TASK ITEM:
Go through the lines below and copy each one that holds the string "this".

DATA TO USE:
-=-=-

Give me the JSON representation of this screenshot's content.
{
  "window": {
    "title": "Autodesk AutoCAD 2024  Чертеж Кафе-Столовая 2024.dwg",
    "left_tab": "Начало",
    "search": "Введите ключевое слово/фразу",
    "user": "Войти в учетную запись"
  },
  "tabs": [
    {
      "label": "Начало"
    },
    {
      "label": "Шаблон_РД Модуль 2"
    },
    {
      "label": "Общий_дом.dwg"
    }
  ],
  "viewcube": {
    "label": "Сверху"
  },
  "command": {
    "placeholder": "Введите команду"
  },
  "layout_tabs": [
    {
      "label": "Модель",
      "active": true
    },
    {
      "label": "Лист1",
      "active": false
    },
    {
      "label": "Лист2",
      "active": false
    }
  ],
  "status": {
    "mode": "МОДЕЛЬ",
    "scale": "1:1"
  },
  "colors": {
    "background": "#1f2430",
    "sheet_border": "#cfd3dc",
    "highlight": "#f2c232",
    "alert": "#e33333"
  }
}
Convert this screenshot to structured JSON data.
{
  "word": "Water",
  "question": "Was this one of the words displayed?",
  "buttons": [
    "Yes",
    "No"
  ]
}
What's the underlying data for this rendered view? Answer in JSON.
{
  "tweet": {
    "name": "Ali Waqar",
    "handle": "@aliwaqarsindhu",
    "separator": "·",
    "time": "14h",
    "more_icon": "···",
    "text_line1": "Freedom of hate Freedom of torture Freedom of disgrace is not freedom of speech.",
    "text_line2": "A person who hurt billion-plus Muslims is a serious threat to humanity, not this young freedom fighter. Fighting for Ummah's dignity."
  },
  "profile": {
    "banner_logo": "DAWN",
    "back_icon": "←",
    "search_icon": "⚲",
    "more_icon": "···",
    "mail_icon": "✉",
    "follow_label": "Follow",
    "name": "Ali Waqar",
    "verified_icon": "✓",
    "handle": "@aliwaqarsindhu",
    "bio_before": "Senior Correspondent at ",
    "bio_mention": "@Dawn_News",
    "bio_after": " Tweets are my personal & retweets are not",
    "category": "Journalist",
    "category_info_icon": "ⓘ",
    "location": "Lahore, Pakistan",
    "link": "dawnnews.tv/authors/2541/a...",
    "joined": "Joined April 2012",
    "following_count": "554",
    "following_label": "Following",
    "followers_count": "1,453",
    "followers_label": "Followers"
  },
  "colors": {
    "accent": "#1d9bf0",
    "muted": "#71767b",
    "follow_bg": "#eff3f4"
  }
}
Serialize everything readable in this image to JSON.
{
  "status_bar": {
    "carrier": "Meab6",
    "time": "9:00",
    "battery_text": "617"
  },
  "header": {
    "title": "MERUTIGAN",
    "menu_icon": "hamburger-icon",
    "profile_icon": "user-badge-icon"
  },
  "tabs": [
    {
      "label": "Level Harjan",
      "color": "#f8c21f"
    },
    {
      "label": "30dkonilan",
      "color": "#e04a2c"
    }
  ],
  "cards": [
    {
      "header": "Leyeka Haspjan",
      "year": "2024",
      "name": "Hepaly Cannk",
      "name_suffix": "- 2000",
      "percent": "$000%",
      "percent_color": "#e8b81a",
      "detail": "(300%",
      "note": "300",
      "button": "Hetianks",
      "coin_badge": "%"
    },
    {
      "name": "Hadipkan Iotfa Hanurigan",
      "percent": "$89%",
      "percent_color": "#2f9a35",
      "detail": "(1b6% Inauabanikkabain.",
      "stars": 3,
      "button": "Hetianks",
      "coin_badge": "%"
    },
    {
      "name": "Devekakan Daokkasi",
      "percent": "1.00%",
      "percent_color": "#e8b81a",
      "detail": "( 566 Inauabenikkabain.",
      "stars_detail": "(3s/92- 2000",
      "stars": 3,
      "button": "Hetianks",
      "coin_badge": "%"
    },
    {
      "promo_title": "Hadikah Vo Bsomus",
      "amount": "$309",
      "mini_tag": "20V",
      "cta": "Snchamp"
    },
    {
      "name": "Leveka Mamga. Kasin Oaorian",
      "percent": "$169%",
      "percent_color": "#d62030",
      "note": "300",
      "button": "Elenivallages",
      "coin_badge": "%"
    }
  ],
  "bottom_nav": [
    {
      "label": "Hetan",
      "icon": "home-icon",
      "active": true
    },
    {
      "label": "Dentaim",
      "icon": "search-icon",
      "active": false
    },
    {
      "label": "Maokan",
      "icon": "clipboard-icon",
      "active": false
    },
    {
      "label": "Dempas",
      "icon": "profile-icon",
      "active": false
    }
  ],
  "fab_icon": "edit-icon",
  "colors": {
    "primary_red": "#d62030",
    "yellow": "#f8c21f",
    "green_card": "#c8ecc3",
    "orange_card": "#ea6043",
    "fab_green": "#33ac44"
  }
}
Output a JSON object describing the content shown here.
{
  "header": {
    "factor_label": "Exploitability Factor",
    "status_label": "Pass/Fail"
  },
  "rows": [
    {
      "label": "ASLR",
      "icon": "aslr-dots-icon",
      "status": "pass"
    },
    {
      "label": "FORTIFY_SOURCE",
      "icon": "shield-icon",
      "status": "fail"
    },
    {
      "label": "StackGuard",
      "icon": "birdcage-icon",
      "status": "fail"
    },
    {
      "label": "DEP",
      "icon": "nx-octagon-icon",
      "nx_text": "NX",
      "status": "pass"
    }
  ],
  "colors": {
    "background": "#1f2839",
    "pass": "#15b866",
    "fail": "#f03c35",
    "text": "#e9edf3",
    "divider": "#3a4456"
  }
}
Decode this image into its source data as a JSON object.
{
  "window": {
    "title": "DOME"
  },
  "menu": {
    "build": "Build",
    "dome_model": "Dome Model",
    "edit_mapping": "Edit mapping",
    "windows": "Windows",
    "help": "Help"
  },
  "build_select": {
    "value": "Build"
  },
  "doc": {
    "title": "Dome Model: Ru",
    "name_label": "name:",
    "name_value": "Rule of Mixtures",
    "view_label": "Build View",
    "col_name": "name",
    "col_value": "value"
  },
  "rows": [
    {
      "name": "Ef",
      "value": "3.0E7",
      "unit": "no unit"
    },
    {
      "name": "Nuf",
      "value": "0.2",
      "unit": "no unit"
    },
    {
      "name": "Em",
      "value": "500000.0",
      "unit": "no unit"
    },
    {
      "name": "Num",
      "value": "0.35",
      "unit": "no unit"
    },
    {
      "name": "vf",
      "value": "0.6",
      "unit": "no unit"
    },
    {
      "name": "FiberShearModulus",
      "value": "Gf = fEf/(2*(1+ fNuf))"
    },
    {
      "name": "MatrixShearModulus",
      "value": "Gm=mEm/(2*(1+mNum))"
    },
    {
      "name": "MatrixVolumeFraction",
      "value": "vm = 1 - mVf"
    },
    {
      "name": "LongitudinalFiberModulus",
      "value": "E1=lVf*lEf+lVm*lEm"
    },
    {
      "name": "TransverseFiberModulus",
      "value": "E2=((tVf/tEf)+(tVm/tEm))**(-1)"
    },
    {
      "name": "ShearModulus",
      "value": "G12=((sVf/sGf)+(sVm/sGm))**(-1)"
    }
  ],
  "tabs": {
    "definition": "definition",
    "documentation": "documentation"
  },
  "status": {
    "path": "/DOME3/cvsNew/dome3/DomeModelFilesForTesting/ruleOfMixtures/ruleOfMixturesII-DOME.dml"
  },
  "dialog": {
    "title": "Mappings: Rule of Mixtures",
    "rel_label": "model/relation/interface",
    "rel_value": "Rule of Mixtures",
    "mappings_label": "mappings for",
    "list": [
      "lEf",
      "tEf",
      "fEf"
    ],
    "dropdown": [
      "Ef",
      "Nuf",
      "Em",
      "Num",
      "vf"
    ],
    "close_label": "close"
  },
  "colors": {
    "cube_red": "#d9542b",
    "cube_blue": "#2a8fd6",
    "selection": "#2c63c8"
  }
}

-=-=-

WRITTEN ANSWER:
Give me the JSON representation of this screenshot's content.
Convert this screenshot to structured JSON data.
  "question": "Was this one of the words displayed?",
What's the underlying data for this rendered view? Answer in JSON.
    "text_line2": "A person who hurt billion-plus Muslims is a serious threat to humanity, not this young freedom fighter. Fighting for Ummah's dignity."
Serialize everything readable in this image to JSON.
Decode this image into its source data as a JSON object.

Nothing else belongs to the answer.